Task to complete: Output each entry that follows exactly. Images stay out.

[Items from an interface collection]
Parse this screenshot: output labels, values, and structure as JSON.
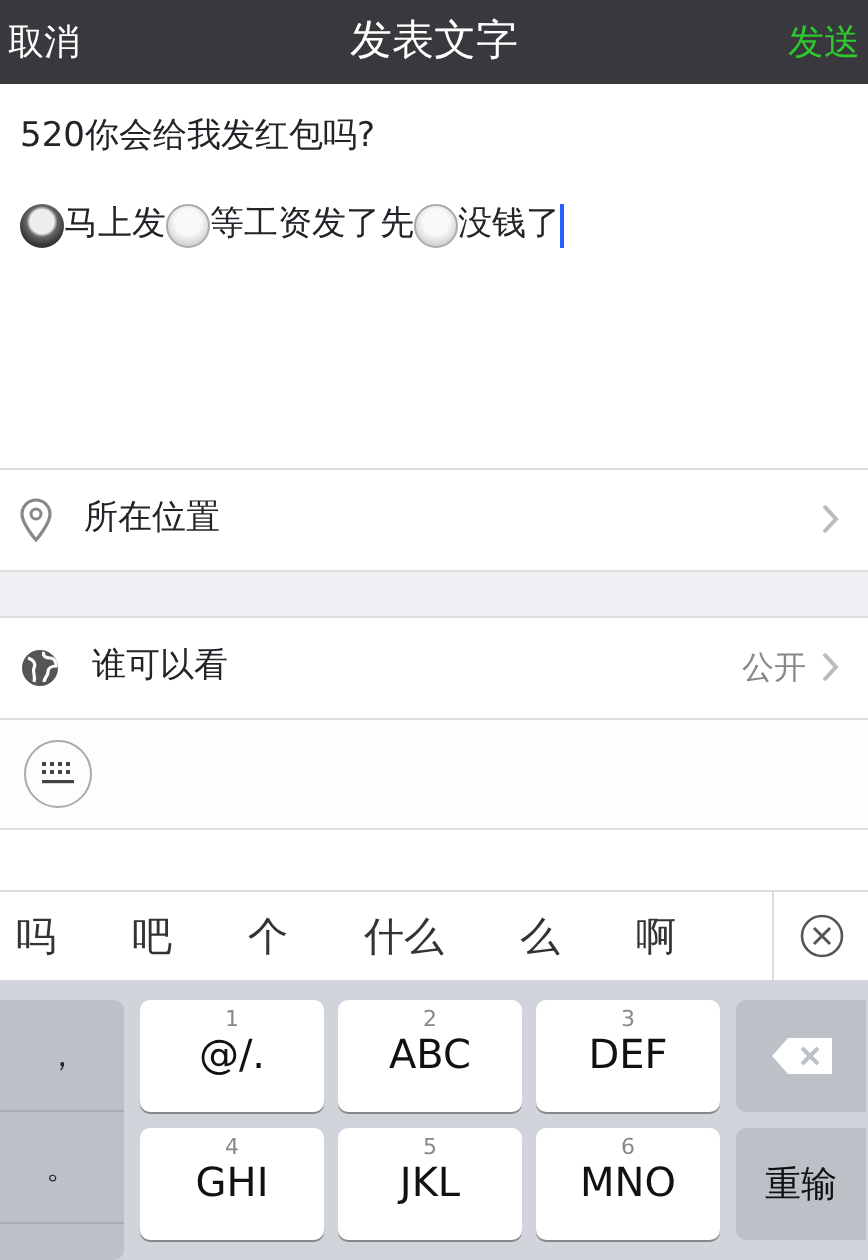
{
  "nav": {
    "cancel": "取消",
    "title": "发表文字",
    "send": "发送"
  },
  "post": {
    "question": "520你会给我发红包吗?",
    "options": [
      {
        "label": "马上发",
        "selected": true
      },
      {
        "label": "等工资发了先",
        "selected": false
      },
      {
        "label": "没钱了",
        "selected": false
      }
    ]
  },
  "location": {
    "label": "所在位置"
  },
  "visibility": {
    "label": "谁可以看",
    "value": "公开"
  },
  "candidates": [
    "吗",
    "吧",
    "个",
    "什么",
    "么",
    "啊"
  ],
  "keyboard": {
    "left_keys": [
      "，",
      "。"
    ],
    "keys": [
      {
        "digit": "1",
        "letters": "@/."
      },
      {
        "digit": "2",
        "letters": "ABC"
      },
      {
        "digit": "3",
        "letters": "DEF"
      },
      {
        "digit": "4",
        "letters": "GHI"
      },
      {
        "digit": "5",
        "letters": "JKL"
      },
      {
        "digit": "6",
        "letters": "MNO"
      }
    ],
    "reset": "重输"
  }
}
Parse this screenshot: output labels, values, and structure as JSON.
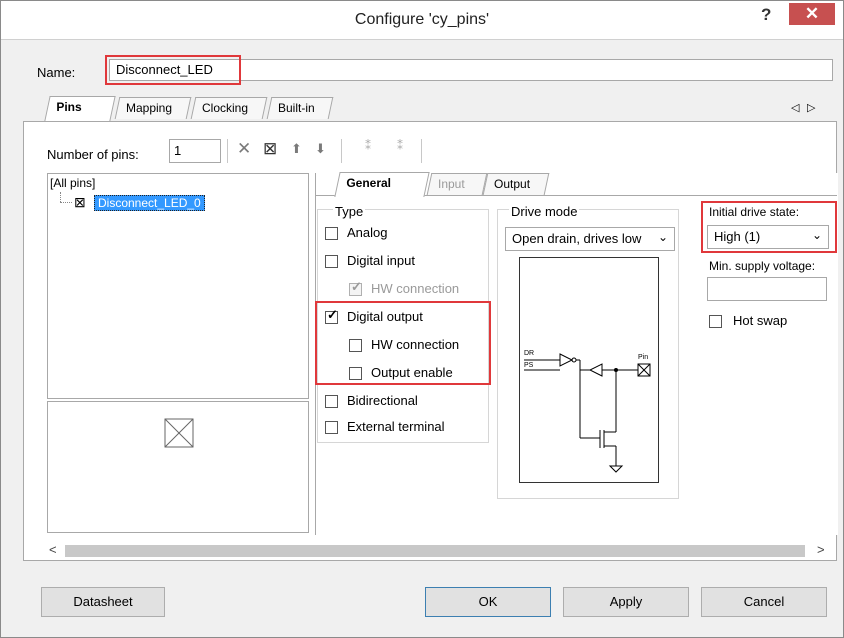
{
  "window": {
    "title": "Configure 'cy_pins'",
    "help": "?",
    "close": "✕"
  },
  "name": {
    "label": "Name:",
    "value": "Disconnect_LED"
  },
  "tabs": [
    {
      "label": "Pins"
    },
    {
      "label": "Mapping"
    },
    {
      "label": "Clocking"
    },
    {
      "label": "Built-in"
    }
  ],
  "tab_nav": {
    "left": "◁",
    "right": "▷"
  },
  "toolbar": {
    "pins_label": "Number of pins:",
    "pins_value": "1"
  },
  "tree": {
    "root": "[All pins]",
    "item": "Disconnect_LED_0"
  },
  "inner_tabs": [
    {
      "label": "General"
    },
    {
      "label": "Input"
    },
    {
      "label": "Output"
    }
  ],
  "type_group": {
    "title": "Type",
    "analog": "Analog",
    "digital_input": "Digital input",
    "hw_connection_in": "HW connection",
    "digital_output": "Digital output",
    "hw_connection_out": "HW connection",
    "output_enable": "Output enable",
    "bidirectional": "Bidirectional",
    "external_terminal": "External terminal"
  },
  "drive_mode": {
    "title": "Drive mode",
    "value": "Open drain, drives low"
  },
  "diagram": {
    "dr": "DR",
    "ps": "PS",
    "pin": "Pin"
  },
  "initial_drive": {
    "label": "Initial drive state:",
    "value": "High (1)"
  },
  "min_supply": {
    "label": "Min. supply voltage:",
    "value": ""
  },
  "hot_swap": {
    "label": "Hot swap"
  },
  "scroll": {
    "left": "<",
    "right": ">"
  },
  "buttons": {
    "datasheet": "Datasheet",
    "ok": "OK",
    "apply": "Apply",
    "cancel": "Cancel"
  },
  "colors": {
    "highlight": "#e0383b",
    "close_bg": "#c75050",
    "selection": "#3399ff"
  }
}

Solution:
Parse this screenshot: output labels, values, and structure as JSON.
{
  "nav": {
    "cancel": "取消",
    "title": "发表文字",
    "send": "发送"
  },
  "post": {
    "question": "520你会给我发红包吗?",
    "options": [
      {
        "label": "马上发",
        "selected": true
      },
      {
        "label": "等工资发了先",
        "selected": false
      },
      {
        "label": "没钱了",
        "selected": false
      }
    ]
  },
  "location": {
    "label": "所在位置"
  },
  "visibility": {
    "label": "谁可以看",
    "value": "公开"
  },
  "candidates": [
    "吗",
    "吧",
    "个",
    "什么",
    "么",
    "啊"
  ],
  "keyboard": {
    "left_keys": [
      "，",
      "。"
    ],
    "keys": [
      {
        "digit": "1",
        "letters": "@/."
      },
      {
        "digit": "2",
        "letters": "ABC"
      },
      {
        "digit": "3",
        "letters": "DEF"
      },
      {
        "digit": "4",
        "letters": "GHI"
      },
      {
        "digit": "5",
        "letters": "JKL"
      },
      {
        "digit": "6",
        "letters": "MNO"
      }
    ],
    "reset": "重输"
  }
}
Parse this screenshot: output labels, values, and structure as JSON.
{
  "window": {
    "title": "Configure 'cy_pins'",
    "help": "?",
    "close": "✕"
  },
  "name": {
    "label": "Name:",
    "value": "Disconnect_LED"
  },
  "tabs": [
    {
      "label": "Pins"
    },
    {
      "label": "Mapping"
    },
    {
      "label": "Clocking"
    },
    {
      "label": "Built-in"
    }
  ],
  "tab_nav": {
    "left": "◁",
    "right": "▷"
  },
  "toolbar": {
    "pins_label": "Number of pins:",
    "pins_value": "1"
  },
  "tree": {
    "root": "[All pins]",
    "item": "Disconnect_LED_0"
  },
  "inner_tabs": [
    {
      "label": "General"
    },
    {
      "label": "Input"
    },
    {
      "label": "Output"
    }
  ],
  "type_group": {
    "title": "Type",
    "analog": "Analog",
    "digital_input": "Digital input",
    "hw_connection_in": "HW connection",
    "digital_output": "Digital output",
    "hw_connection_out": "HW connection",
    "output_enable": "Output enable",
    "bidirectional": "Bidirectional",
    "external_terminal": "External terminal"
  },
  "drive_mode": {
    "title": "Drive mode",
    "value": "Open drain, drives low"
  },
  "diagram": {
    "dr": "DR",
    "ps": "PS",
    "pin": "Pin"
  },
  "initial_drive": {
    "label": "Initial drive state:",
    "value": "High (1)"
  },
  "min_supply": {
    "label": "Min. supply voltage:",
    "value": ""
  },
  "hot_swap": {
    "label": "Hot swap"
  },
  "scroll": {
    "left": "<",
    "right": ">"
  },
  "buttons": {
    "datasheet": "Datasheet",
    "ok": "OK",
    "apply": "Apply",
    "cancel": "Cancel"
  },
  "colors": {
    "highlight": "#e0383b",
    "close_bg": "#c75050",
    "selection": "#3399ff"
  }
}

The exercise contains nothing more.